Data records for software interfaces:
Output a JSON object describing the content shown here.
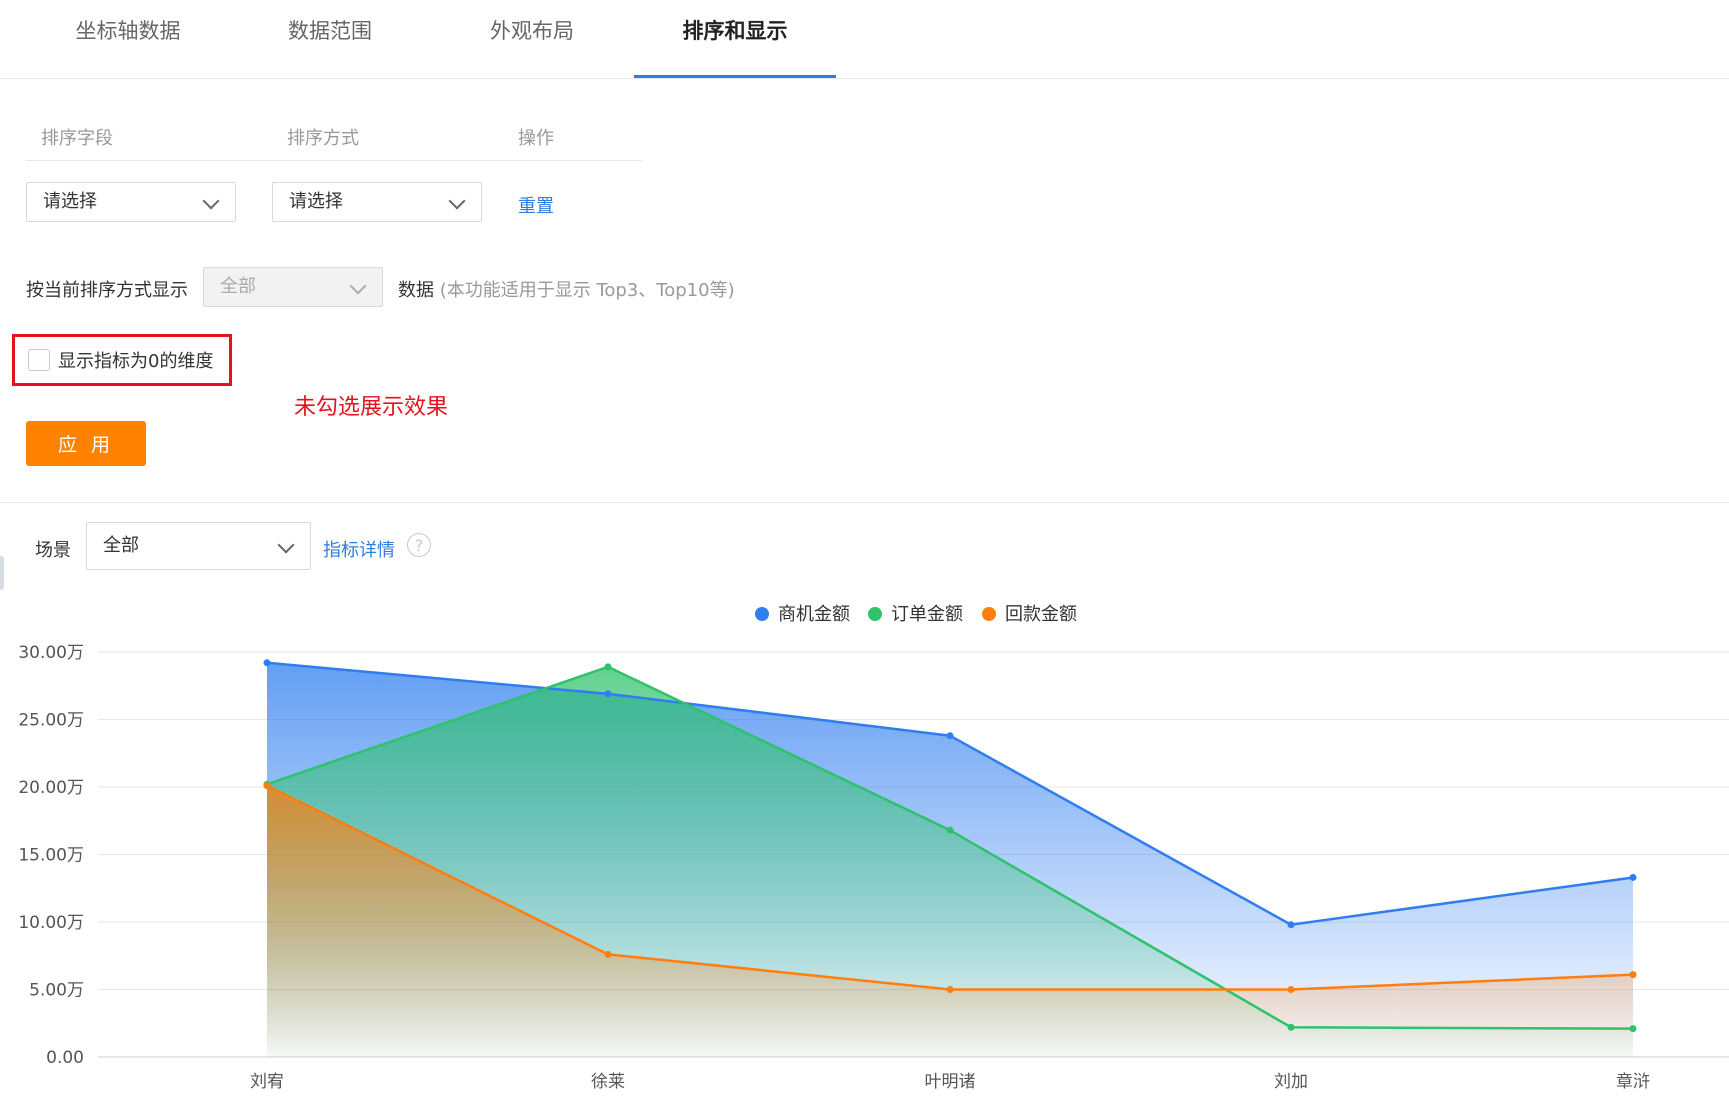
{
  "tabs": [
    {
      "label": "坐标轴数据",
      "active": false
    },
    {
      "label": "数据范围",
      "active": false
    },
    {
      "label": "外观布局",
      "active": false
    },
    {
      "label": "排序和显示",
      "active": true
    }
  ],
  "sort": {
    "headers": {
      "field": "排序字段",
      "method": "排序方式",
      "action": "操作"
    },
    "field_value": "请选择",
    "method_value": "请选择",
    "reset_label": "重置"
  },
  "display": {
    "prefix": "按当前排序方式显示",
    "select_value": "全部",
    "suffix": "数据",
    "hint": "(本功能适用于显示 Top3、Top10等)"
  },
  "zero_dim": {
    "label": "显示指标为0的维度",
    "checked": false
  },
  "annotation": "未勾选展示效果",
  "apply_label": "应 用",
  "scene": {
    "label": "场景",
    "value": "全部",
    "detail_link": "指标详情",
    "help_icon": "?"
  },
  "colors": {
    "blue": "#2f7ef0",
    "green": "#2ec26b",
    "orange": "#ff7e0e",
    "annotation_red": "#e5121f",
    "apply": "#ff8200"
  },
  "chart_data": {
    "type": "area",
    "categories": [
      "刘宥",
      "徐莱",
      "叶明诸",
      "刘加",
      "章浒"
    ],
    "series": [
      {
        "name": "商机金额",
        "color": "#2f7ef0",
        "values": [
          29.2,
          26.9,
          23.8,
          9.8,
          13.3
        ]
      },
      {
        "name": "订单金额",
        "color": "#2ec26b",
        "values": [
          20.2,
          28.9,
          16.8,
          2.2,
          2.1
        ]
      },
      {
        "name": "回款金额",
        "color": "#ff7e0e",
        "values": [
          20.1,
          7.6,
          5.0,
          5.0,
          6.1
        ]
      }
    ],
    "y_ticks": [
      "0.00",
      "5.00万",
      "10.00万",
      "15.00万",
      "20.00万",
      "25.00万",
      "30.00万"
    ],
    "ylim": [
      0,
      30
    ],
    "legend_position": "top-center",
    "grid": true
  }
}
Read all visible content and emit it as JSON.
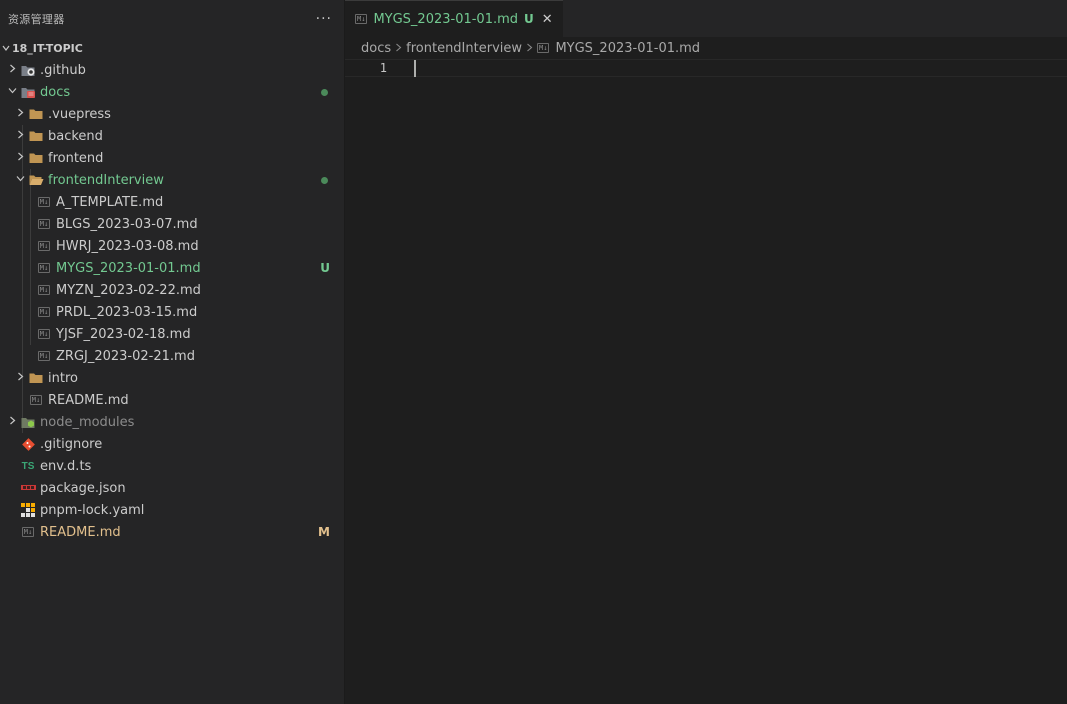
{
  "explorer": {
    "title": "资源管理器",
    "more": "···",
    "root": "18_IT-TOPIC"
  },
  "tree": [
    {
      "label": ".github",
      "icon": "github-folder-icon",
      "expanded": false
    },
    {
      "label": "docs",
      "icon": "docs-folder-icon",
      "expanded": true,
      "status": "dot",
      "color": "#73c991"
    },
    {
      "label": ".vuepress",
      "icon": "folder-icon",
      "expanded": false
    },
    {
      "label": "backend",
      "icon": "folder-icon",
      "expanded": false
    },
    {
      "label": "frontend",
      "icon": "folder-icon",
      "expanded": false
    },
    {
      "label": "frontendInterview",
      "icon": "folder-open-icon",
      "expanded": true,
      "status": "dot",
      "color": "#73c991"
    },
    {
      "label": "A_TEMPLATE.md",
      "icon": "markdown-icon"
    },
    {
      "label": "BLGS_2023-03-07.md",
      "icon": "markdown-icon"
    },
    {
      "label": "HWRJ_2023-03-08.md",
      "icon": "markdown-icon"
    },
    {
      "label": "MYGS_2023-01-01.md",
      "icon": "markdown-icon",
      "badge": "U",
      "color": "#73c991"
    },
    {
      "label": "MYZN_2023-02-22.md",
      "icon": "markdown-icon"
    },
    {
      "label": "PRDL_2023-03-15.md",
      "icon": "markdown-icon"
    },
    {
      "label": "YJSF_2023-02-18.md",
      "icon": "markdown-icon"
    },
    {
      "label": "ZRGJ_2023-02-21.md",
      "icon": "markdown-icon"
    },
    {
      "label": "intro",
      "icon": "folder-icon",
      "expanded": false
    },
    {
      "label": "README.md",
      "icon": "markdown-icon"
    },
    {
      "label": "node_modules",
      "icon": "node-folder-icon",
      "expanded": false,
      "color": "#8c8c8c"
    },
    {
      "label": ".gitignore",
      "icon": "git-icon"
    },
    {
      "label": "env.d.ts",
      "icon": "typescript-icon",
      "icon_text": "TS"
    },
    {
      "label": "package.json",
      "icon": "npm-icon"
    },
    {
      "label": "pnpm-lock.yaml",
      "icon": "pnpm-icon"
    },
    {
      "label": "README.md",
      "icon": "markdown-icon",
      "badge": "M",
      "color": "#e2c08d"
    }
  ],
  "editor": {
    "tab": {
      "label": "MYGS_2023-01-01.md",
      "badge": "U",
      "icon_text": "M↓",
      "close": "✕"
    },
    "breadcrumbs": [
      "docs",
      "frontendInterview",
      "MYGS_2023-01-01.md"
    ],
    "line_numbers": [
      "1"
    ]
  },
  "md_icon_text": "M↓"
}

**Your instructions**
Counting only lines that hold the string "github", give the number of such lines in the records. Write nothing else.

**Written solution**
2